So cocoa and tomatoes.

First, I did not ship myself very much in the way of baking supplies. Chris was less than helpful as he just said, "What do you need?" And I would say, "Well what type of baking soda do they have?" And it went downhill from there. Very difficult to explain to a non-baker. So at Gemoss, with the help of Jenn Richards, I found this. Cocoa. This will be going into my Latvian/English baking list.
Now I am a person who loves Fry's cocoa. It makes excellent cocoa, brownies, fudge pudding, tortes and cakes. I buy a lot of Fry's cocoa. But I did not ship any. Because I thought, in my ethnocentric Canadian way, that if it is good enough for the Queen, it would be everywhere. Sadly, this is not so. 

However, I opened up this cocoa and had a sniff and it smelled right.

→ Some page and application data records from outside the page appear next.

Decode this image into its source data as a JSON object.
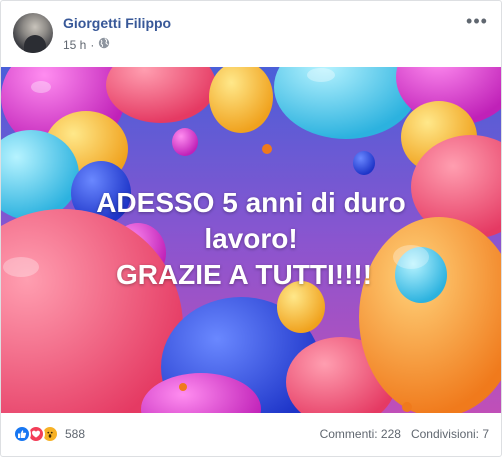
{
  "post": {
    "author": "Giorgetti Filippo",
    "time": "15 h",
    "separator": "·",
    "privacy_icon": "globe-icon",
    "more_icon": "more-options-icon",
    "more_glyph": "•••"
  },
  "photo": {
    "text_line1": "ADESSO 5 anni di duro",
    "text_line2": "lavoro!",
    "text_line3": "GRAZIE A TUTTI!!!!"
  },
  "footer": {
    "reaction_icons": [
      "like-icon",
      "love-icon",
      "wow-icon"
    ],
    "reaction_count": "588",
    "comments": "Commenti: 228",
    "shares": "Condivisioni: 7"
  },
  "colors": {
    "link": "#385898",
    "secondary_text": "#606770",
    "like": "#1877f2",
    "love": "#f33e58",
    "wow": "#f7b125"
  }
}
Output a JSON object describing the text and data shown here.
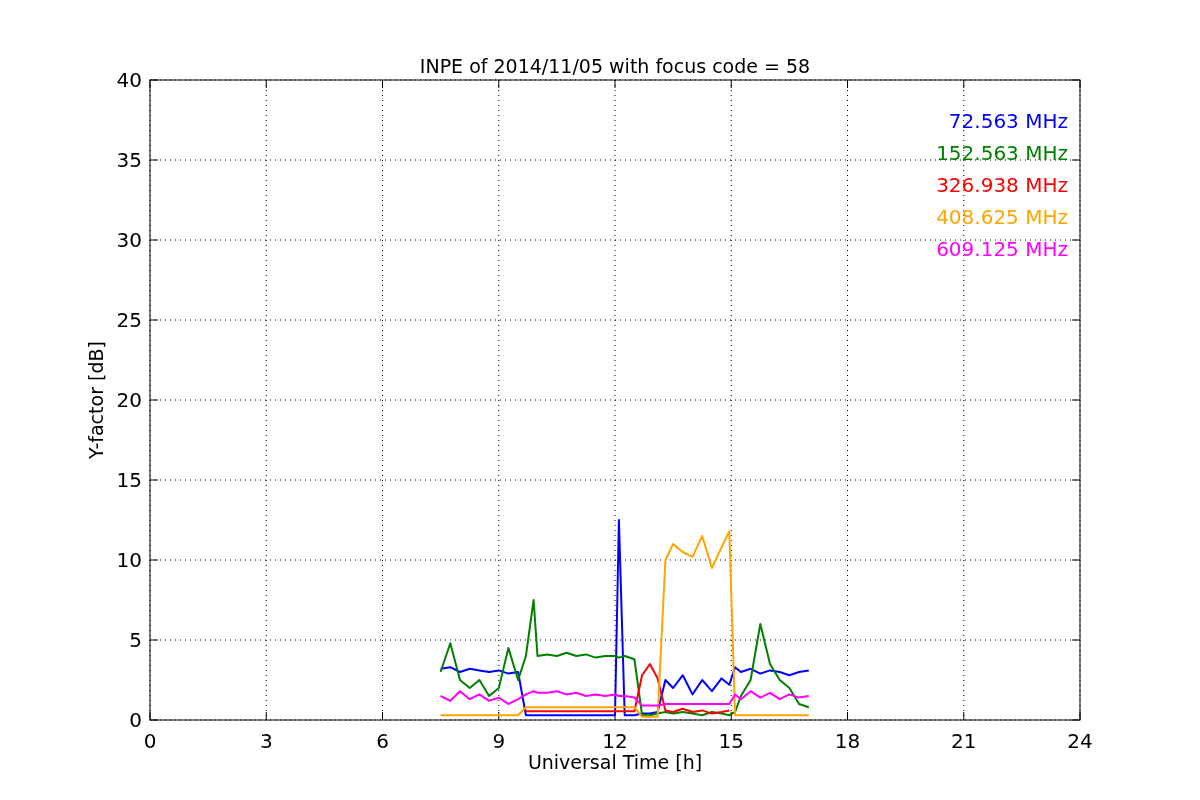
{
  "chart_data": {
    "type": "line",
    "title": "INPE of 2014/11/05 with focus code = 58",
    "xlabel": "Universal Time [h]",
    "ylabel": "Y-factor [dB]",
    "x": [
      7.5,
      7.75,
      8.0,
      8.25,
      8.5,
      8.75,
      9.0,
      9.25,
      9.5,
      9.7,
      9.9,
      10.0,
      10.25,
      10.5,
      10.75,
      11.0,
      11.25,
      11.5,
      11.75,
      12.0,
      12.1,
      12.25,
      12.5,
      12.7,
      12.9,
      13.1,
      13.3,
      13.5,
      13.75,
      14.0,
      14.25,
      14.5,
      14.75,
      14.95,
      15.1,
      15.25,
      15.5,
      15.75,
      16.0,
      16.25,
      16.5,
      16.75,
      17.0
    ],
    "series": [
      {
        "name": "72.563 MHz",
        "color": "#0000ff",
        "values": [
          3.2,
          3.3,
          3.0,
          3.2,
          3.1,
          3.0,
          3.1,
          2.9,
          3.0,
          0.3,
          0.3,
          0.3,
          0.3,
          0.3,
          0.3,
          0.3,
          0.3,
          0.3,
          0.3,
          0.3,
          12.5,
          0.3,
          0.3,
          0.4,
          0.4,
          0.5,
          2.5,
          2.0,
          2.8,
          1.6,
          2.5,
          1.8,
          2.6,
          2.2,
          3.3,
          3.0,
          3.2,
          2.9,
          3.1,
          3.0,
          2.8,
          3.0,
          3.1
        ]
      },
      {
        "name": "152.563 MHz",
        "color": "#008000",
        "values": [
          3.0,
          4.8,
          2.5,
          2.0,
          2.5,
          1.5,
          2.0,
          4.5,
          2.5,
          4.0,
          7.5,
          4.0,
          4.1,
          4.0,
          4.2,
          4.0,
          4.1,
          3.9,
          4.0,
          4.0,
          3.9,
          4.0,
          3.8,
          0.3,
          0.3,
          0.4,
          0.5,
          0.4,
          0.5,
          0.4,
          0.3,
          0.5,
          0.4,
          0.3,
          0.5,
          1.5,
          2.5,
          6.0,
          3.5,
          2.5,
          2.0,
          1.0,
          0.8
        ]
      },
      {
        "name": "326.938 MHz",
        "color": "#ff0000",
        "values": [
          null,
          null,
          null,
          null,
          null,
          null,
          null,
          null,
          null,
          0.55,
          0.55,
          0.55,
          0.55,
          0.55,
          0.55,
          0.55,
          0.55,
          0.55,
          0.55,
          0.55,
          0.55,
          0.55,
          0.55,
          2.8,
          3.5,
          2.6,
          0.6,
          0.5,
          0.7,
          0.5,
          0.6,
          0.4,
          0.5,
          0.6,
          null,
          null,
          null,
          null,
          null,
          null,
          null,
          null,
          null
        ]
      },
      {
        "name": "408.625 MHz",
        "color": "#ffa500",
        "values": [
          0.3,
          0.3,
          0.3,
          0.3,
          0.3,
          0.3,
          0.3,
          0.3,
          0.3,
          0.8,
          0.8,
          0.8,
          0.8,
          0.8,
          0.8,
          0.8,
          0.8,
          0.8,
          0.8,
          0.8,
          0.8,
          0.8,
          0.8,
          0.2,
          0.2,
          0.2,
          10.0,
          11.0,
          10.5,
          10.2,
          11.5,
          9.5,
          10.8,
          11.8,
          0.3,
          0.3,
          0.3,
          0.3,
          0.3,
          0.3,
          0.3,
          0.3,
          0.3
        ]
      },
      {
        "name": "609.125 MHz",
        "color": "#ff00ff",
        "values": [
          1.5,
          1.2,
          1.8,
          1.3,
          1.6,
          1.2,
          1.4,
          1.0,
          1.3,
          1.6,
          1.8,
          1.7,
          1.7,
          1.8,
          1.6,
          1.7,
          1.5,
          1.6,
          1.5,
          1.6,
          1.5,
          1.5,
          1.4,
          0.9,
          0.9,
          0.9,
          1.0,
          1.0,
          1.0,
          1.0,
          1.0,
          1.0,
          1.0,
          1.0,
          1.6,
          1.3,
          1.8,
          1.4,
          1.7,
          1.3,
          1.6,
          1.4,
          1.5
        ]
      }
    ],
    "grid": true,
    "xlim": [
      0,
      24
    ],
    "ylim": [
      0,
      40
    ],
    "xticks": [
      0,
      3,
      6,
      9,
      12,
      15,
      18,
      21,
      24
    ],
    "yticks": [
      0,
      5,
      10,
      15,
      20,
      25,
      30,
      35,
      40
    ]
  }
}
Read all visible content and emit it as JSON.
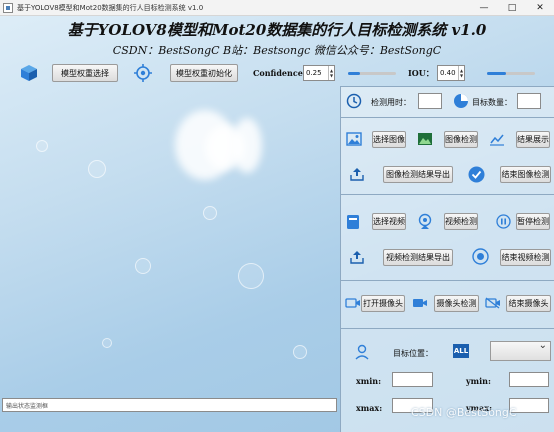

And I made my first cup of cocoa since I have been in Latvia. The large crystals their regular sugar has doesn't matter when you are making cocoa since they melt during heating. The cocoa was rich, smooth, chocolaty with a nice nutty after taste that I can really see enhancing anything with nuts in it. It was delicious. Cocoa in Latvia is good to go!

Sadly, tomatoes in Latvia are not. In the summer, when we were here finding our place to live (more about that another time) tomatoes were succulent, perfectly ripe and flavourful. Not in November. And yes, I am spoiled. I know this. In Canada, during the cold winter months, we have hothouse English cucumbers and tomatoes, grown in either Canada or Mexico. On the vine tomatoes can be left on the counter to ripen, which is what I do in Canada. Thinking the same trick would work here, I have now bought tomatoes on the vine twice, to let them ripen on the counter.

An epic fail. This is after two days. And they were as hard as rocks. Canned tomatoes during the winter from now on. Lesson learned.

Thursday, November 22, 2018

Grocery Shopping Part II

Honestly until you've lived in another country you don't realise how much you take things for granted. I know in a few months everything will just flow- I'll know all the little tips and tricks for navigating in the grocery store, where to go and when for specialty items etc., etc. But right now if it wasn't for the kindness of the community I'd still be scratching my head, muddling my way through not even knowing where the stores are let alone how to shop there.My haul of soft light and brown sugar from Gemoss though I am going to try using Demerara sugar I got from Rimi (which I think is an Estonian grocery chain store. I've been told Tops is the Latvian grocery chain store) in the butter tarts. White sugar here has much larger crystals than I am used to as well. More mixing perhaps might take care of it? 
Promo was awesome with a lot of items for making Asian and Mexican food many if them labelled in English or easily identifiable. They had huge boxes of spices. And when I say huge I mean this:
So I succumbed and bought a few. We'll be eating a lot of curry and having ginger cookies for many years to come.

In the meantime, went to a store called Avokado and got the spices above. They will be bringing in cornstarch and corn syrup in the next few weeks so I may actually be able to make gingerbread cookies and cheesecake. In the meantime I need to create an English Latvian list so I know what to look for since Google translate is not working!
Document, document, document!

Utena, Lithuania

Everywhere you go in Latvia and Lithuania, you are surrounded by the dead. Cemeteries are everywhere and people go the cemetery every week t...